It has been over a year since Shruti Haasan made her last appearance on the big screen and the actor says it was a conscious decision to stay away from the camera as she wanted to reassess her career.
Shruti, 32, who is the elder daughter of veteran actors Kamal Haasan and Sarika, says she took the decision to take a break to “reorganise” herself.
“I took a conscious decision to take a break for one year. I thought it was important to take a break and reassess what I wanted to do. I believe when you get in to a rut you need to reassess,” Shruti told agencies.
The actor is now working on a Hindi as well as a Tamil movie and is venturing into production in a partnership with her mother.
“I am producing films and getting back into music full time. So, I needed to step back and kind of reorganise things. I believe it is important for an artiste to take some time off to be with themselves.
“I have been in films, but I always feel like an outsider. I think that’s my strength and my weakness. But I like to keep it to myself and do my job. I am not someone to look back and think about it,” she added.
Shurti was speaking on the sidelines of Lakme Fashion Week Winter/Festive 2018, where she walked the ramp for designers Saaksha and Kinni.
The actor said, even though she is conscious about her appearance, she does not believe in strictly following the fashion trends.
“There is a lot of emphasis on fashion these days. There are a lot of actors putting in much more efforts then I do. I can see that, people are very particular to know what is in vogue. I am not like that. I have always followed my own instincts in terms of fashion. Sometimes it works sometimes it doesn’t, but I always feel good about myself.
“I am conscious. But I don’t let myself follow every trend, because some of them are really ridiculous.
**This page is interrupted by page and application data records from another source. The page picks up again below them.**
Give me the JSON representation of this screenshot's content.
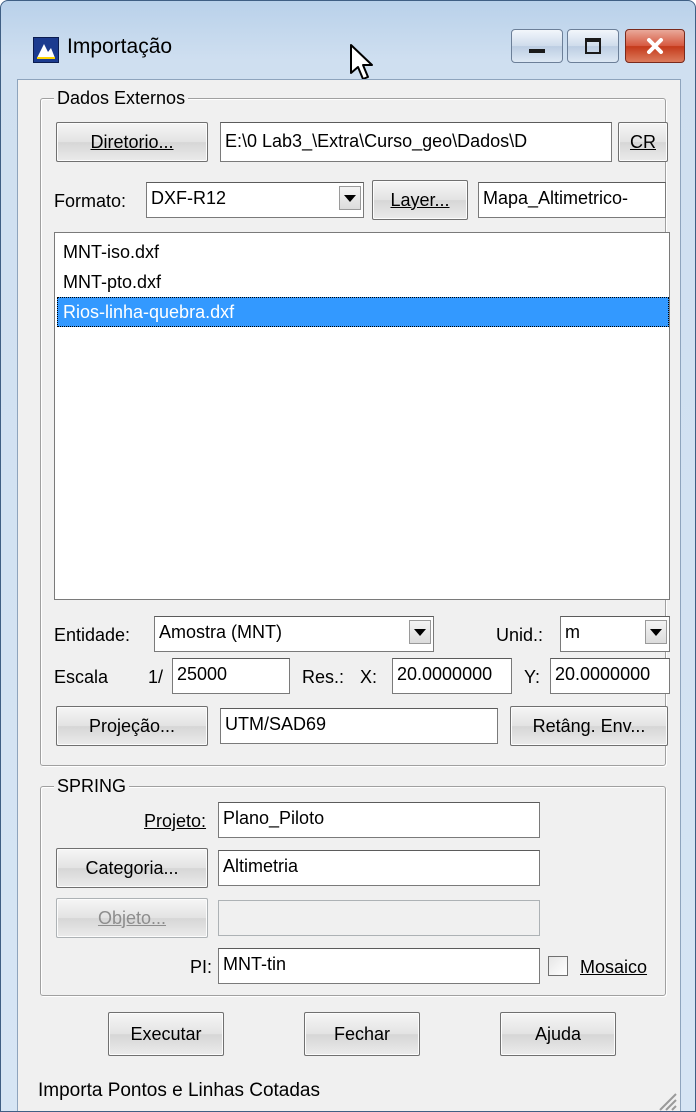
{
  "window": {
    "title": "Importação"
  },
  "dados_externos": {
    "legend": "Dados Externos",
    "diretorio_button": "Diretorio...",
    "diretorio_path": "E:\\0 Lab3_\\Extra\\Curso_geo\\Dados\\D",
    "cr_button": "CR",
    "formato_label": "Formato:",
    "formato_value": "DXF-R12",
    "layer_button": "Layer...",
    "layer_value": "Mapa_Altimetrico-",
    "files": [
      {
        "name": "MNT-iso.dxf",
        "selected": false
      },
      {
        "name": "MNT-pto.dxf",
        "selected": false
      },
      {
        "name": "Rios-linha-quebra.dxf",
        "selected": true
      }
    ],
    "entidade_label": "Entidade:",
    "entidade_value": "Amostra (MNT)",
    "unid_label": "Unid.:",
    "unid_value": "m",
    "escala_label": "Escala",
    "escala_prefix": "1/",
    "escala_value": "25000",
    "res_label": "Res.:",
    "x_label": "X:",
    "x_value": "20.0000000",
    "y_label": "Y:",
    "y_value": "20.0000000",
    "projecao_button": "Projeção...",
    "projecao_value": "UTM/SAD69",
    "retang_button": "Retâng. Env..."
  },
  "spring": {
    "legend": "SPRING",
    "projeto_label": "Projeto:",
    "projeto_value": "Plano_Piloto",
    "categoria_button": "Categoria...",
    "categoria_value": "Altimetria",
    "objeto_button": "Objeto...",
    "objeto_value": "",
    "pi_label": "PI:",
    "pi_value": "MNT-tin",
    "mosaico_label": "Mosaico",
    "mosaico_checked": false
  },
  "actions": {
    "executar": "Executar",
    "fechar": "Fechar",
    "ajuda": "Ajuda"
  },
  "status_text": "Importa Pontos e Linhas Cotadas",
  "colors": {
    "selection": "#3399ff",
    "close_button": "#c4391a",
    "title_bar": "#b9d1ea"
  }
}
For me it is more about feeling comfortable and confident, she said.
Saakhsha and Kinni’s collection titled “Raas”, presented a kaleidoscopic swirl of colour and freedom of movement.
The designer duo picked bold colours, playful prints and original embroideries for their new range, which also incorporates extensive use of Bandhani, Patola and Ikat.
They also reinterpreted the can-weaving tradition of Gujarat’s Kotwalia tribe with the help of metal-and-thread interweaving techniques.